I can still remember the night when we sat down together and watched the first episode of The Simpsons, jazzed about this new show that we had heard so much about. We fell in love with it immediately, and for years, I hardly missed an episode.

In fact, it was so cold that night that once The Simpsons were finished, no one in the room was willing to get up and change the channel (no remote back then for us), so we simply remained in our places and watched the next show that came on. It was Beverly Hills 90210, a program that turned out to be quite horrible but spawned a series of 90210 parties that were well attended by many lady friends.

The Simpsons was great, but 90210 turned out to be a bonanza for us in terms of meeting girls.

Years later, I was living in a different apartment, with slightly more money and two fewer roommates. My wife and I were on our first official date after years of friendship, though neither of us was initially certain that it was a date.  We spent the afternoon climbing Mount Caramel together, and on the way down, Elysha reached out and took my hand, signaling that we had moved passed “just friends” status. After a bite to eat, we returned to my apartment to relax. We were sitting on my very uncomfortable futon, discussing our hopes and dreams, when my future bride cut me off in mid-sentence and said, “I’m sorry, but it’s 6:00. Do you think we could watch The Simpsons?”

Any doubts that I might have had about our future together evaporated as the skies opened and heavenly light bathed me in happiness and joy.

The girl liked The Simpsons. And she liked the show better than she liked talking about serious things.

A couple years later, my wife and I would have another serious conversation regarding The Simpsons.
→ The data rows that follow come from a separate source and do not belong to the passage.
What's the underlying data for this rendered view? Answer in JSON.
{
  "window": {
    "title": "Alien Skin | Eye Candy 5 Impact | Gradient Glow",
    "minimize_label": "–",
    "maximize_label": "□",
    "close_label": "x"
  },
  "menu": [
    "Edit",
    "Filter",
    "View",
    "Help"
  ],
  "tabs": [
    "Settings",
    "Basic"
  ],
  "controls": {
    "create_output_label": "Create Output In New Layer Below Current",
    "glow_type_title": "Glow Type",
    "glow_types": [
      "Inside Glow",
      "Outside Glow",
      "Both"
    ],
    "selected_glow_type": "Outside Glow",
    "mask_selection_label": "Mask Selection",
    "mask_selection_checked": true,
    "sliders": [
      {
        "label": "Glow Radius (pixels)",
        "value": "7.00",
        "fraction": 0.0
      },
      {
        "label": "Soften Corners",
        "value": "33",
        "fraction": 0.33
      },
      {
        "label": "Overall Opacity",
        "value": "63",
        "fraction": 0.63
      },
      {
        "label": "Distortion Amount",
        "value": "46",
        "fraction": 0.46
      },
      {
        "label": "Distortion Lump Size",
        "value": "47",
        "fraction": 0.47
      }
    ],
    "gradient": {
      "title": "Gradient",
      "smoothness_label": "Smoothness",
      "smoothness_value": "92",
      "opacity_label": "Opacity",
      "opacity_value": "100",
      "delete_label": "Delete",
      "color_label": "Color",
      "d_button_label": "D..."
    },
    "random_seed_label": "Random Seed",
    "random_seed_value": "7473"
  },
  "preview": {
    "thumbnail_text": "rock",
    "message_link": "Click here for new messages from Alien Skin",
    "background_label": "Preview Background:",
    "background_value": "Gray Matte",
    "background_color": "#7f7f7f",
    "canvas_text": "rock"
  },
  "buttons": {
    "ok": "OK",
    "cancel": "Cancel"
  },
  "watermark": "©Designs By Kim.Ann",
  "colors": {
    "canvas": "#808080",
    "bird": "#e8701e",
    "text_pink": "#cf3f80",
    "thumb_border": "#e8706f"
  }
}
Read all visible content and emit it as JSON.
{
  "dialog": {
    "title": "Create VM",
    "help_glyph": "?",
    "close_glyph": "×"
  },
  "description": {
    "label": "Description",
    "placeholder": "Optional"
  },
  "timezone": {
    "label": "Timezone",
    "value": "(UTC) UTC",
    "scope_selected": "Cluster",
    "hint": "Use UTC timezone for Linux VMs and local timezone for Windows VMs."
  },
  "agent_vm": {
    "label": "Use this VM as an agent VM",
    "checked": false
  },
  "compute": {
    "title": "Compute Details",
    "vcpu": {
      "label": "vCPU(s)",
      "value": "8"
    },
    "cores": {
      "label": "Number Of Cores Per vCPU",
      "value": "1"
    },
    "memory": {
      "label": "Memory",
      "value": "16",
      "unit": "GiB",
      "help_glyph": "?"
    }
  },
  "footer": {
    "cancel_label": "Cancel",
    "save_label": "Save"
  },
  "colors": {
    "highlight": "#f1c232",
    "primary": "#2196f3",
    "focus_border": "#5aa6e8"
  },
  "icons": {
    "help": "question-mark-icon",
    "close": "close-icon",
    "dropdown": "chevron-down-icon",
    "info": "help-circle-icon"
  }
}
This time we found ourselves shamefully and grudgingly admitting that despite the greatness of Matt Groening’s creation, South Park had transcended The Simpsons on the animated landscape.

It was a sad day, indeed.

But still, The Simpsons carried on.

The Simpsons has been on the air for twenty years, which is equal to the amount of time that I have spent living outside my parent’s home, taking care of myself.  So much has happened in those twenty years:

I have lived in three different states, in eight different homes and apartments, and spent a short period of time homeless.

I’ve earned a living as a restaurant manager, a bank manager, a marketing strategist, a delivery boy, a wedding DJ, a teacher and a writer.

I’ve attended five different colleges and earned three different degrees (including a Masters), plus a teaching certificate.

I have been arrested, tried and acquitted for a crime that I did not commit.

I have become a husband and a father.

I’ve lost my mother and possibly my brother.

I have been teaching elementary school for eleven years.  More than 200 students have made their way through my classroom door in that time.

I have published a novel, have another on the way, and am finishing a third.

With all of those changes over the previous two decades, it’s comforting to know that some things never change.  Homer and Bart and the Springfield gang have been around for as long as I have been living on my own.  In fact, it’s about the only consistency that I have had over the past twenty years.  The Simpsons and my best friend, Bengi, are about the only two things that have been in my life since my eighteenth birthday.

So here’s to another twenty years of The Simpsons, even if I only watch it sporadically now. Just knowing that it’s still around makes me feel good.